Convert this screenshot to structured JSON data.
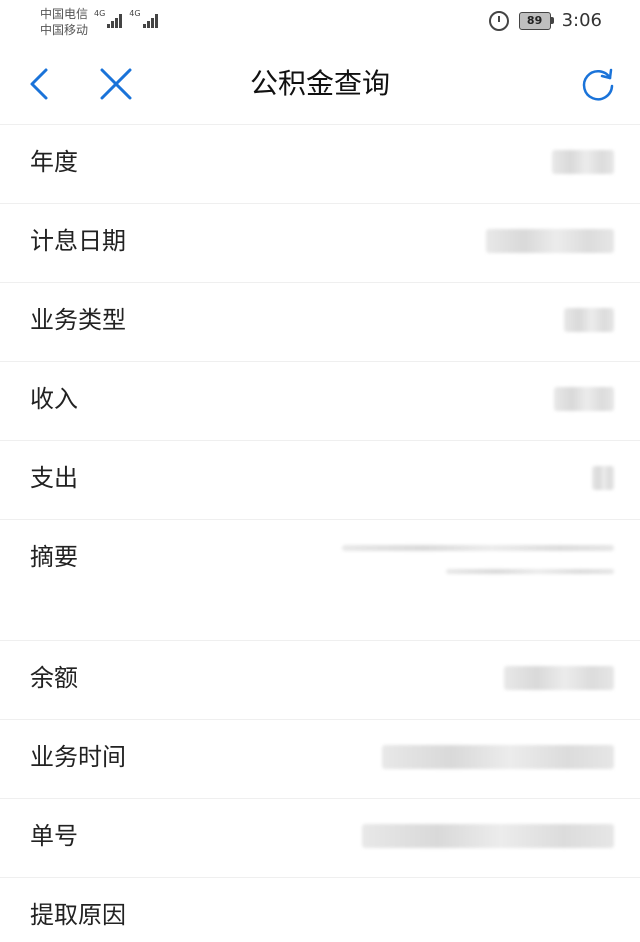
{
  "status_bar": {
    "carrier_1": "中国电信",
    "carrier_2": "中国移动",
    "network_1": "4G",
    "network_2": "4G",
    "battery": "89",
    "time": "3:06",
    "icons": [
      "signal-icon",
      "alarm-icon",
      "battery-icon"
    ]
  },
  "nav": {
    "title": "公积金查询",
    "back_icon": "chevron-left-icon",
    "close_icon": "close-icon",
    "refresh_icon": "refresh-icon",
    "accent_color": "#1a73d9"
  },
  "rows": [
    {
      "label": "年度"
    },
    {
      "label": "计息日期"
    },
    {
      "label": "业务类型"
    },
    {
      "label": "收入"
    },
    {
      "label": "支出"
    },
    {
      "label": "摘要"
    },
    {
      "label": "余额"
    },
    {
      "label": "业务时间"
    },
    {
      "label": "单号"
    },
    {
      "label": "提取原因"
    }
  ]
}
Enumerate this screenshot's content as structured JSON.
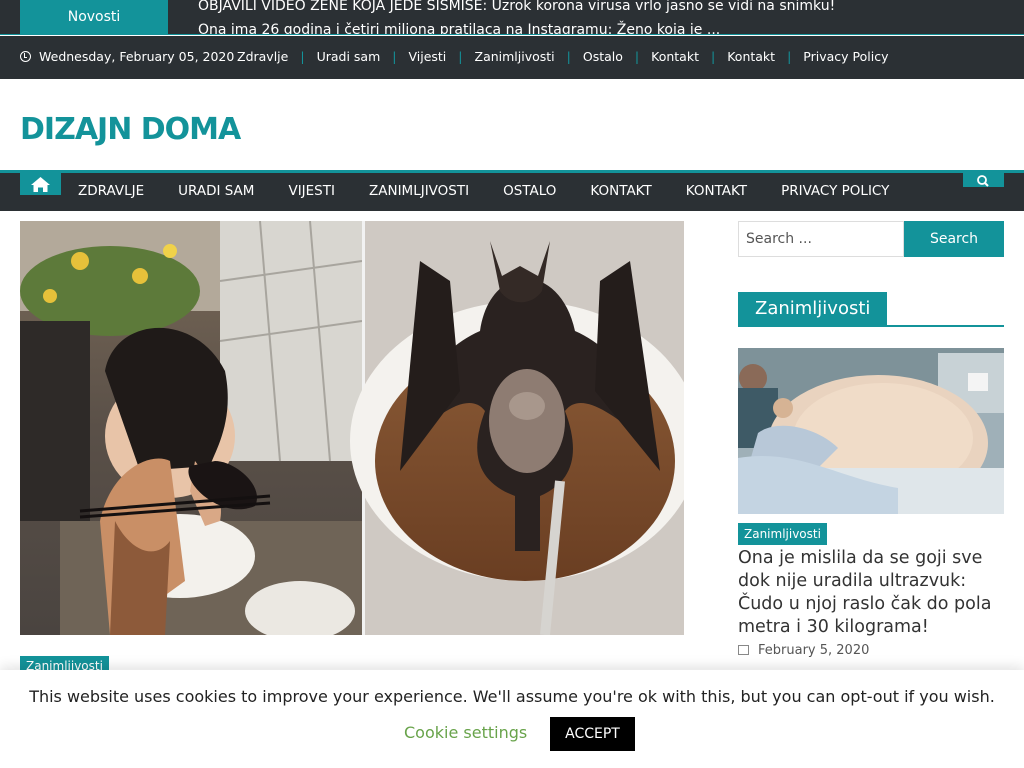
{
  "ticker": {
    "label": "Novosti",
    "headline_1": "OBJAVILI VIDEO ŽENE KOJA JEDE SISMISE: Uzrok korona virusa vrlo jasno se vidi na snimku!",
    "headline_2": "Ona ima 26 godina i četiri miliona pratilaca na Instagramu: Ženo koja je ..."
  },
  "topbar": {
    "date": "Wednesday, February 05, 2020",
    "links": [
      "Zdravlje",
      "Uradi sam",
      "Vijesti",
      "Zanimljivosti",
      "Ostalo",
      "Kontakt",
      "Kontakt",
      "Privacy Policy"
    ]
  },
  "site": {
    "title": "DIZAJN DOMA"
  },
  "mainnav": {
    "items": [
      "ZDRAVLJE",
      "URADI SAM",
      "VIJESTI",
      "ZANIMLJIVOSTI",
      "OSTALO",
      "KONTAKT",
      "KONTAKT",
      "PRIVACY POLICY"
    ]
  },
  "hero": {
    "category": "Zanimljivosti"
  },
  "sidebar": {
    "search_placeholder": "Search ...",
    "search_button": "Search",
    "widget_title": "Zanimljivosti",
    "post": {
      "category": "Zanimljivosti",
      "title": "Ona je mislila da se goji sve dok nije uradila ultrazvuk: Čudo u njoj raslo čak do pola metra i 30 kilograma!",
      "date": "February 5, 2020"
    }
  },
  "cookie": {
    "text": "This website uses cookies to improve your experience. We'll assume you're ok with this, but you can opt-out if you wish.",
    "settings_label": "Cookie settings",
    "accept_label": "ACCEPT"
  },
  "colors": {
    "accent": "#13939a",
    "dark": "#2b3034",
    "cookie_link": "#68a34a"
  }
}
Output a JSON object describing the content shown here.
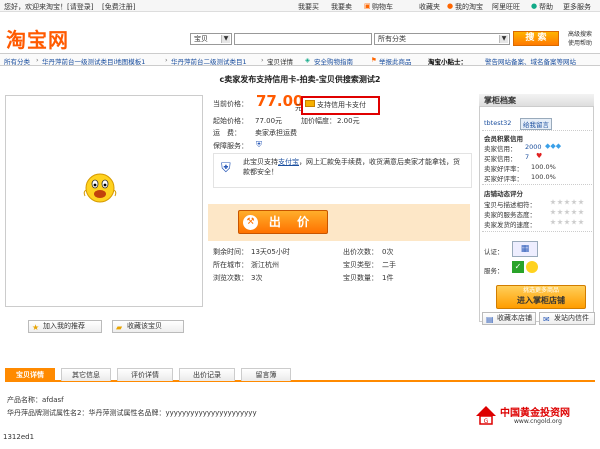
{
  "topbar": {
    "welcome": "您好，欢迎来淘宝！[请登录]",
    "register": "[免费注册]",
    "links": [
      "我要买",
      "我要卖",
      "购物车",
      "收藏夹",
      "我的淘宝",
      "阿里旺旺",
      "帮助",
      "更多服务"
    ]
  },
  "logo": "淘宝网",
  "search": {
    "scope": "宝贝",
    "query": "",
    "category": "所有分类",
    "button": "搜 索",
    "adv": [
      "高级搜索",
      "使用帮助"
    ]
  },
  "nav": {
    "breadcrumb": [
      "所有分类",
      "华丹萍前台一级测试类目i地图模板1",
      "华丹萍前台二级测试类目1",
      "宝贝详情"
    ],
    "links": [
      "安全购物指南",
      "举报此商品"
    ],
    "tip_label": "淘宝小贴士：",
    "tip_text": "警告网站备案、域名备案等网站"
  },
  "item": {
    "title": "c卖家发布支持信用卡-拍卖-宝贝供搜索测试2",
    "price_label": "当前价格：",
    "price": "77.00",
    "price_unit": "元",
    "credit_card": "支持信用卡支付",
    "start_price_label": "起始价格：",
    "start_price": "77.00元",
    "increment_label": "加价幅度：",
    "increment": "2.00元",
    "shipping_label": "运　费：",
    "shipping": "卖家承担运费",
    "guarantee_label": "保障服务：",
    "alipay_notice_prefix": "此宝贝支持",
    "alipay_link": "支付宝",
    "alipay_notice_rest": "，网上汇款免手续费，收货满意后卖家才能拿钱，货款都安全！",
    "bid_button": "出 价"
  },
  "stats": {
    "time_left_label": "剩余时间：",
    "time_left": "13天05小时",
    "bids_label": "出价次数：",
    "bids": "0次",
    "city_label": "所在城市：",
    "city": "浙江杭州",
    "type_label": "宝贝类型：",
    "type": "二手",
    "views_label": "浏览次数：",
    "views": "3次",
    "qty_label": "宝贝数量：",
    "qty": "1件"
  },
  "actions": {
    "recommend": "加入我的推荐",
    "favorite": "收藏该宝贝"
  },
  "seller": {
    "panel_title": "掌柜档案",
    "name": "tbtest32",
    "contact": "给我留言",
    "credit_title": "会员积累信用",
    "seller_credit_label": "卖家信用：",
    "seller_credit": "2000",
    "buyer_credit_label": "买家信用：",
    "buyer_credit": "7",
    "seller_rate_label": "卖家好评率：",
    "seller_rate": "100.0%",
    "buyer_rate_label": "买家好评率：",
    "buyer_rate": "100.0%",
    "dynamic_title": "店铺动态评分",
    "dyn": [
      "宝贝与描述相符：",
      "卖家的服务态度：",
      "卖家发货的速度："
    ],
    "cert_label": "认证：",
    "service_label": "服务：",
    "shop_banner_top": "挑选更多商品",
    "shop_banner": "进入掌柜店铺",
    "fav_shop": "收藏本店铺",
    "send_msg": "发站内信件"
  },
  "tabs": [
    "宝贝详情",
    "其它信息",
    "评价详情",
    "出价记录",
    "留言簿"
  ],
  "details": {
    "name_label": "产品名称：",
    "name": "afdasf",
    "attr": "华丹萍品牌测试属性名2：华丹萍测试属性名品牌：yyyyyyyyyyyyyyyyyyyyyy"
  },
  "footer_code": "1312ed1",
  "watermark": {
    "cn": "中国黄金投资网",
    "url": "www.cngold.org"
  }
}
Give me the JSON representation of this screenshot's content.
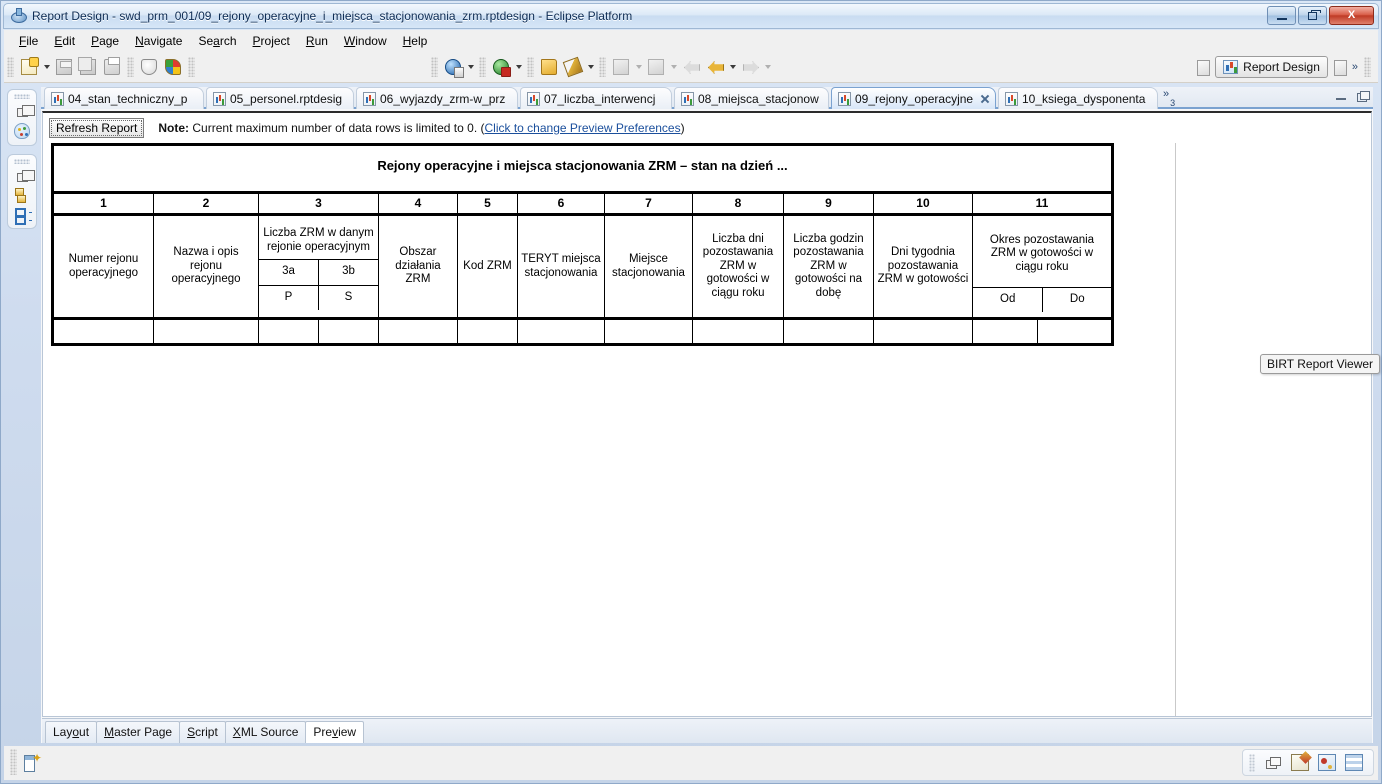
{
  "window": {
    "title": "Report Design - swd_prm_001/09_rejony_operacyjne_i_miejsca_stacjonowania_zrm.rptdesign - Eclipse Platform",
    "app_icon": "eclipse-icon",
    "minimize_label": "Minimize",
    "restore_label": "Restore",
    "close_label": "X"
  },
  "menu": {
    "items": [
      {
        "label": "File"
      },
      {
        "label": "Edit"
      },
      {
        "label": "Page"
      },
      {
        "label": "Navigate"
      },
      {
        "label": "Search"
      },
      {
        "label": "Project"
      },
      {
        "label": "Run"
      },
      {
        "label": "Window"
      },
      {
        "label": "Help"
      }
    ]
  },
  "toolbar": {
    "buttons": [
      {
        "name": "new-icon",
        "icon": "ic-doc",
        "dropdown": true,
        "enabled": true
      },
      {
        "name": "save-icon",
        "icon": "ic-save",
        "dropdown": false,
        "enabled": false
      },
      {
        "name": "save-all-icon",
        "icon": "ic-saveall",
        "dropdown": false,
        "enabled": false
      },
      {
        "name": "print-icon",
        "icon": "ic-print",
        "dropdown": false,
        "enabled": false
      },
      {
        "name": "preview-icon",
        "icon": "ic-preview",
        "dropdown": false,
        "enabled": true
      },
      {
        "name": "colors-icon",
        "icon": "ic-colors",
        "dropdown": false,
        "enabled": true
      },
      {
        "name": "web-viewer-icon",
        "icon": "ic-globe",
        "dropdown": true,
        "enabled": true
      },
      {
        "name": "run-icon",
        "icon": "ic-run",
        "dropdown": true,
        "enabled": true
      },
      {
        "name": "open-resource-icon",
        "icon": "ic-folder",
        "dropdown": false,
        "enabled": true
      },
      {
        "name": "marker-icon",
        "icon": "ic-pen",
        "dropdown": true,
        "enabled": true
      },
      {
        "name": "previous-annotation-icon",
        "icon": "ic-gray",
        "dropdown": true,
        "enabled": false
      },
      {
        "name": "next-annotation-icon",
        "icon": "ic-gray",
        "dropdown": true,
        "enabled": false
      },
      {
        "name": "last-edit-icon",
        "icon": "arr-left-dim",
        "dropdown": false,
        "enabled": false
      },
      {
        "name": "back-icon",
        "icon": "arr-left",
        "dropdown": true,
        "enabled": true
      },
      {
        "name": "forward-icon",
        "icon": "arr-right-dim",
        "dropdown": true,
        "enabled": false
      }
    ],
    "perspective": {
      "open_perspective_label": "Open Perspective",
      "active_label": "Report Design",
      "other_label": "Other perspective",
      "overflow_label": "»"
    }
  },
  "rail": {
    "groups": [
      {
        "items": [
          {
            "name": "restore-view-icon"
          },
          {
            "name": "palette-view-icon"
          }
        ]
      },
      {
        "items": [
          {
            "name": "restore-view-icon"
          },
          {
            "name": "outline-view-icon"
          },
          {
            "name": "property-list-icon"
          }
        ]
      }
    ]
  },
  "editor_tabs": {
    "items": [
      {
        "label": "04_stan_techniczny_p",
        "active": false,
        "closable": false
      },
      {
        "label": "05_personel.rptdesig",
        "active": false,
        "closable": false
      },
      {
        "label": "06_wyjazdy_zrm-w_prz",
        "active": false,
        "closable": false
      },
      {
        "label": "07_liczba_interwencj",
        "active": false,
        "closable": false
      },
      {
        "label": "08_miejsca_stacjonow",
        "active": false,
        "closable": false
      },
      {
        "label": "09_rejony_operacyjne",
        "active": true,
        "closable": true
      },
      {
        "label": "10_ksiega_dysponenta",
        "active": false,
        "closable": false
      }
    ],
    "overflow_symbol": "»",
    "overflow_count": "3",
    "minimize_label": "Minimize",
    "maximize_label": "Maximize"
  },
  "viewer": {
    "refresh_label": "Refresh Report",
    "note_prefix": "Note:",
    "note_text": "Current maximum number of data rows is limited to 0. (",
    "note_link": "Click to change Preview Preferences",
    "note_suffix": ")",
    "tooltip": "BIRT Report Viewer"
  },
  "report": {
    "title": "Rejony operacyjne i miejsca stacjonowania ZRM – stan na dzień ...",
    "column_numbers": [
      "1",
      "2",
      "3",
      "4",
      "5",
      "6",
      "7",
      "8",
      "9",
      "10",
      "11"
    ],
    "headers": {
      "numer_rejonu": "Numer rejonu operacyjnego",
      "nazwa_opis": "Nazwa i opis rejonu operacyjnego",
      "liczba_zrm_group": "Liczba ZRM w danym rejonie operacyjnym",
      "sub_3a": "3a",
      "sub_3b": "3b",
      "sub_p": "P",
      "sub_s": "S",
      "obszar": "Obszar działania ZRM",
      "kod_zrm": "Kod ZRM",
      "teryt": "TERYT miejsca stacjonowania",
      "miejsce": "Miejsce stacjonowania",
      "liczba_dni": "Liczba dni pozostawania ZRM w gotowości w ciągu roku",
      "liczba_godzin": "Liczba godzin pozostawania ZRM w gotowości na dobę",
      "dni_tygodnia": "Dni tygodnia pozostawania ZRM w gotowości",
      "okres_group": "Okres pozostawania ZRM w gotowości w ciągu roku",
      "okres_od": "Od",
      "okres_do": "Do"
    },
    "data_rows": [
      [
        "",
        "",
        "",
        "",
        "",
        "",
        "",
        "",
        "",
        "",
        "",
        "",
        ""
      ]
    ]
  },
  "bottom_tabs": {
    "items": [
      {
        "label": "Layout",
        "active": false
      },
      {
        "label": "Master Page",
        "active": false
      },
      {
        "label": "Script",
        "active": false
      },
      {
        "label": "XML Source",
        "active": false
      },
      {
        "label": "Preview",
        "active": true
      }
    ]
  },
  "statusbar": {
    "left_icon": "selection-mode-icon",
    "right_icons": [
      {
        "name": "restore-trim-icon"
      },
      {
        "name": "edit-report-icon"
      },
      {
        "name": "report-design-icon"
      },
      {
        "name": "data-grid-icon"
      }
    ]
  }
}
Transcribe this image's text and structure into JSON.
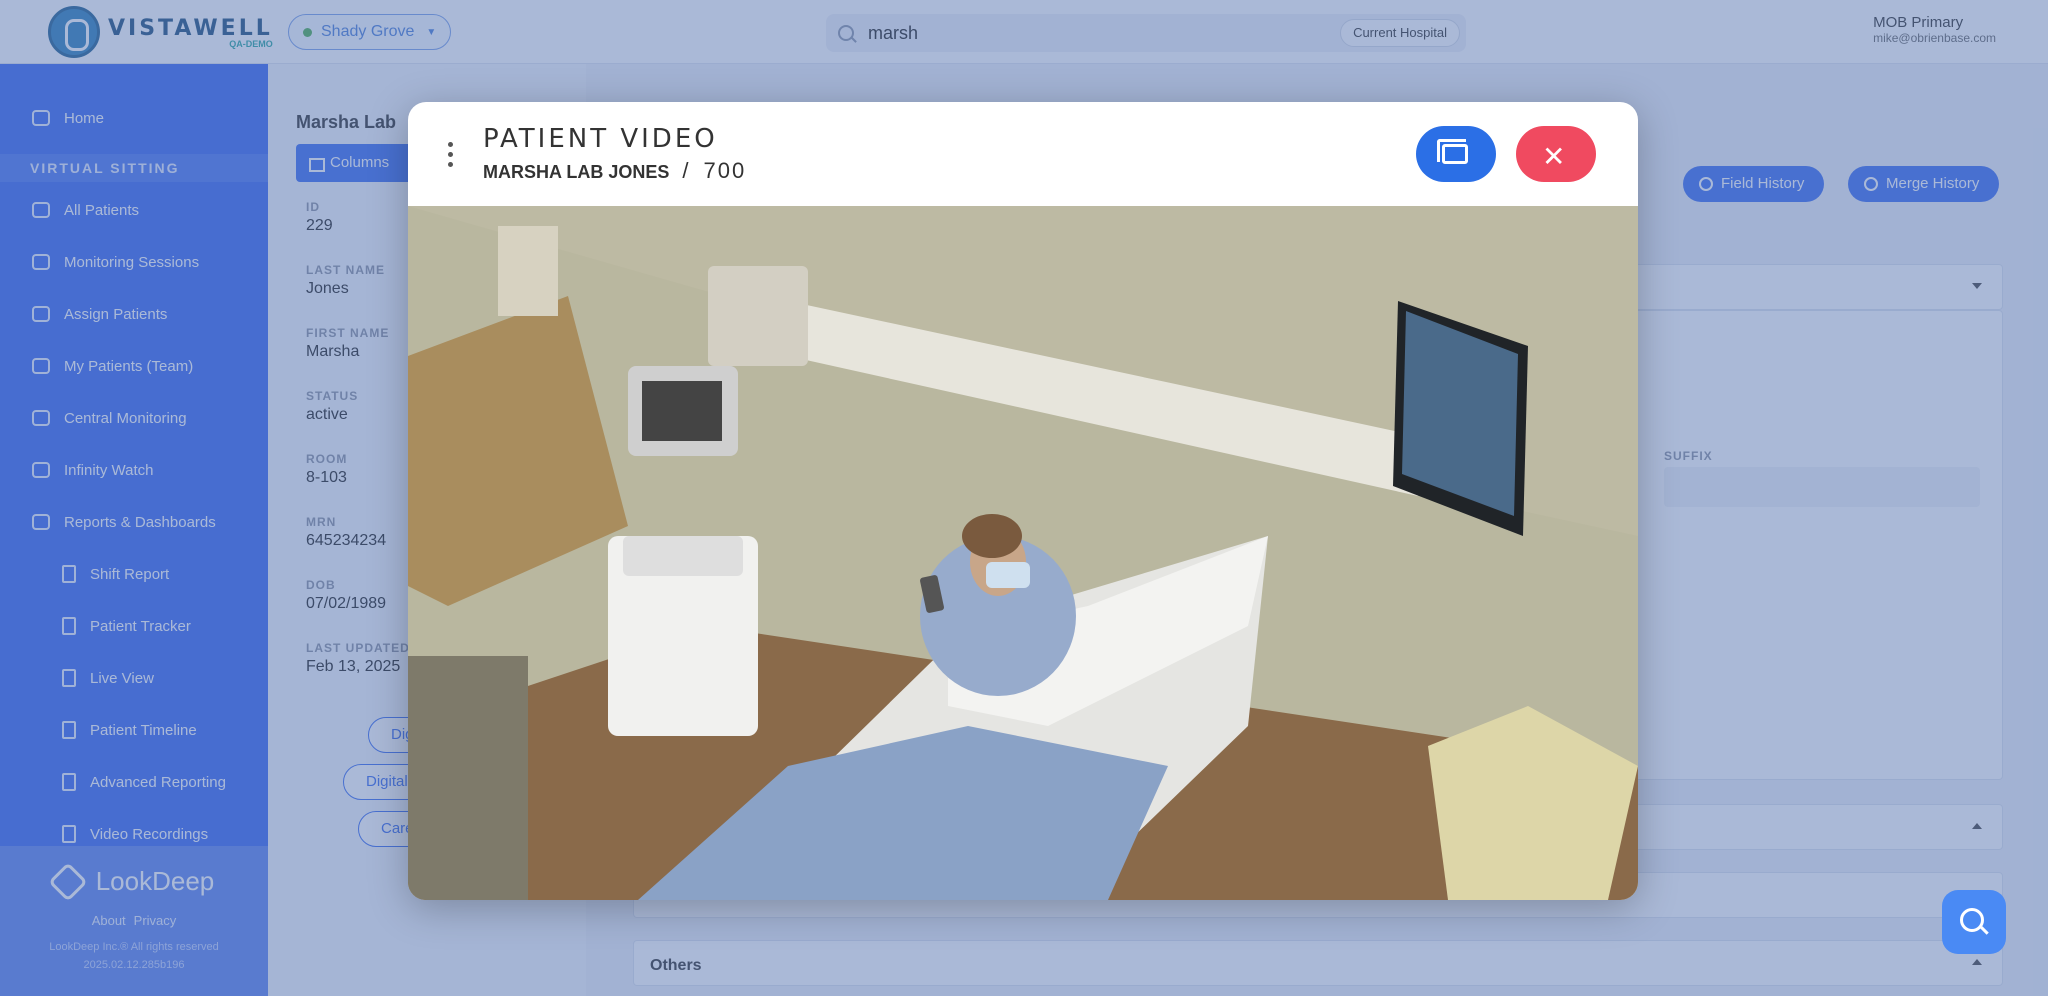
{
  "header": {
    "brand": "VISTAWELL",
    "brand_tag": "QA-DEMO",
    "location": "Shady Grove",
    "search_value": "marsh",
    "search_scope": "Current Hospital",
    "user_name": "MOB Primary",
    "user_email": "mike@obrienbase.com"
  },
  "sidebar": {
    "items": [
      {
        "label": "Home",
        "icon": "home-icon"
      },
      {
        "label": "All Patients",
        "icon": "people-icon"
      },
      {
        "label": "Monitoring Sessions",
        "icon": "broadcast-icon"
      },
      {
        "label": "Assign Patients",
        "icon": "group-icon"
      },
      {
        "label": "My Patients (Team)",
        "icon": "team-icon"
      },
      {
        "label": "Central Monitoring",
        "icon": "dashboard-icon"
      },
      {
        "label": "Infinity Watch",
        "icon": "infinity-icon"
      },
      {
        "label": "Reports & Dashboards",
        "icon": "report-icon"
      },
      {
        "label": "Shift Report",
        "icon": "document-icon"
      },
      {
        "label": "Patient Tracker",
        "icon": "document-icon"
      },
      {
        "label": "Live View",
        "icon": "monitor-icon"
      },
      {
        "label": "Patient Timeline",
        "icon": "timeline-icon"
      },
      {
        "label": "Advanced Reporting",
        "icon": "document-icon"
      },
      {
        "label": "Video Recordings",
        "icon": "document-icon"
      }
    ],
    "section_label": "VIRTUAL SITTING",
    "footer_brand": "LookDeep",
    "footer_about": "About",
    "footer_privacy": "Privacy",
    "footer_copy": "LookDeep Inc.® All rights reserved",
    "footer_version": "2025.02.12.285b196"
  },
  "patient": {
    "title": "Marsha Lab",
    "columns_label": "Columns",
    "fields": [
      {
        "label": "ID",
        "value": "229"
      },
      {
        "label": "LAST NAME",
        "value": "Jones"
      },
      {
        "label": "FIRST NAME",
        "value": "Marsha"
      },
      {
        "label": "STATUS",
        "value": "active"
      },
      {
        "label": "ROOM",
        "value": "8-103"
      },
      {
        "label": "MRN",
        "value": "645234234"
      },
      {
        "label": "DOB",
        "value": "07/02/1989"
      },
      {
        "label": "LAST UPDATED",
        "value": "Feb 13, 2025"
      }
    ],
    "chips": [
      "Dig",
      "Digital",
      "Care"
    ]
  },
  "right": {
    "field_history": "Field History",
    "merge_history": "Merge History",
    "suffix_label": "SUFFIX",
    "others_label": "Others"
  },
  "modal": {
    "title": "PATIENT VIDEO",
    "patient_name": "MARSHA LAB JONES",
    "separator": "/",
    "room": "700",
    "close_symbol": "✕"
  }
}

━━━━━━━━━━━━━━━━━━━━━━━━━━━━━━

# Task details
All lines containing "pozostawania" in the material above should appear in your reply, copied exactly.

# Solution to this problem
      "liczba_dni": "Liczba dni pozostawania ZRM w gotowości w ciągu roku",
      "liczba_godzin": "Liczba godzin pozostawania ZRM w gotowości na dobę",
      "dni_tygodnia": "Dni tygodnia pozostawania ZRM w gotowości",
      "okres_group": "Okres pozostawania ZRM w gotowości w ciągu roku",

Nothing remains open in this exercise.